- _Your assignment_
Give back an exact copy of the entries beneath, minus the pictures.

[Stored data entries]
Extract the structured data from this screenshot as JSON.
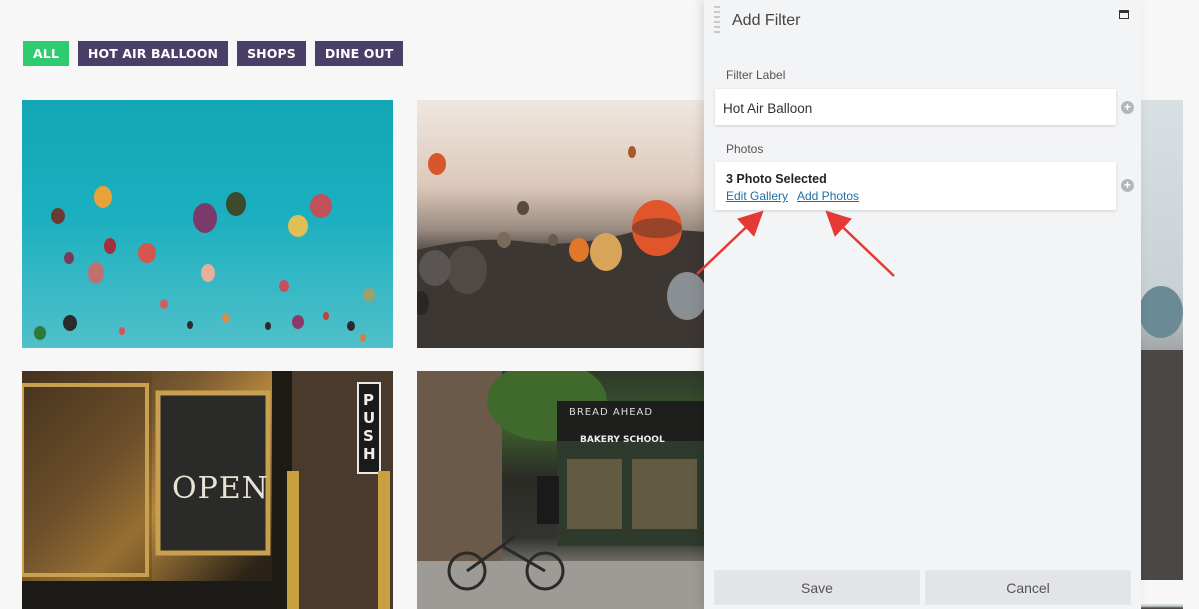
{
  "filters": [
    {
      "label": "ALL",
      "active": true
    },
    {
      "label": "HOT AIR BALLOON",
      "active": false
    },
    {
      "label": "SHOPS",
      "active": false
    },
    {
      "label": "DINE OUT",
      "active": false
    }
  ],
  "gallery": {
    "tiles": [
      {
        "name": "balloons-blue-sky"
      },
      {
        "name": "balloons-dusk-valley"
      },
      {
        "name": "storefront-open-sign"
      },
      {
        "name": "bakery-storefront"
      },
      {
        "name": "balloons-rocky-landscape"
      }
    ],
    "shop_signs": {
      "push": "PUSH",
      "open": "OPEN",
      "bakery_name": "BREAD AHEAD",
      "bakery_school": "BAKERY SCHOOL"
    }
  },
  "panel": {
    "title": "Add Filter",
    "filter_label_caption": "Filter Label",
    "filter_label_value": "Hot Air Balloon",
    "photos_caption": "Photos",
    "photos_selected": "3 Photo Selected",
    "edit_gallery": "Edit Gallery",
    "add_photos": "Add Photos",
    "save": "Save",
    "cancel": "Cancel"
  },
  "colors": {
    "filter_active": "#2ecc71",
    "filter_inactive": "#4a3f66",
    "link": "#1f6fa3",
    "arrow": "#e53935"
  }
}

- _Written response_
Extract the structured data from this screenshot as JSON.
{
  "filters": [
    {
      "label": "ALL",
      "active": true
    },
    {
      "label": "HOT AIR BALLOON",
      "active": false
    },
    {
      "label": "SHOPS",
      "active": false
    },
    {
      "label": "DINE OUT",
      "active": false
    }
  ],
  "gallery": {
    "tiles": [
      {
        "name": "balloons-blue-sky"
      },
      {
        "name": "balloons-dusk-valley"
      },
      {
        "name": "storefront-open-sign"
      },
      {
        "name": "bakery-storefront"
      },
      {
        "name": "balloons-rocky-landscape"
      }
    ],
    "shop_signs": {
      "push": "PUSH",
      "open": "OPEN",
      "bakery_name": "BREAD AHEAD",
      "bakery_school": "BAKERY SCHOOL"
    }
  },
  "panel": {
    "title": "Add Filter",
    "filter_label_caption": "Filter Label",
    "filter_label_value": "Hot Air Balloon",
    "photos_caption": "Photos",
    "photos_selected": "3 Photo Selected",
    "edit_gallery": "Edit Gallery",
    "add_photos": "Add Photos",
    "save": "Save",
    "cancel": "Cancel"
  },
  "colors": {
    "filter_active": "#2ecc71",
    "filter_inactive": "#4a3f66",
    "link": "#1f6fa3",
    "arrow": "#e53935"
  }
}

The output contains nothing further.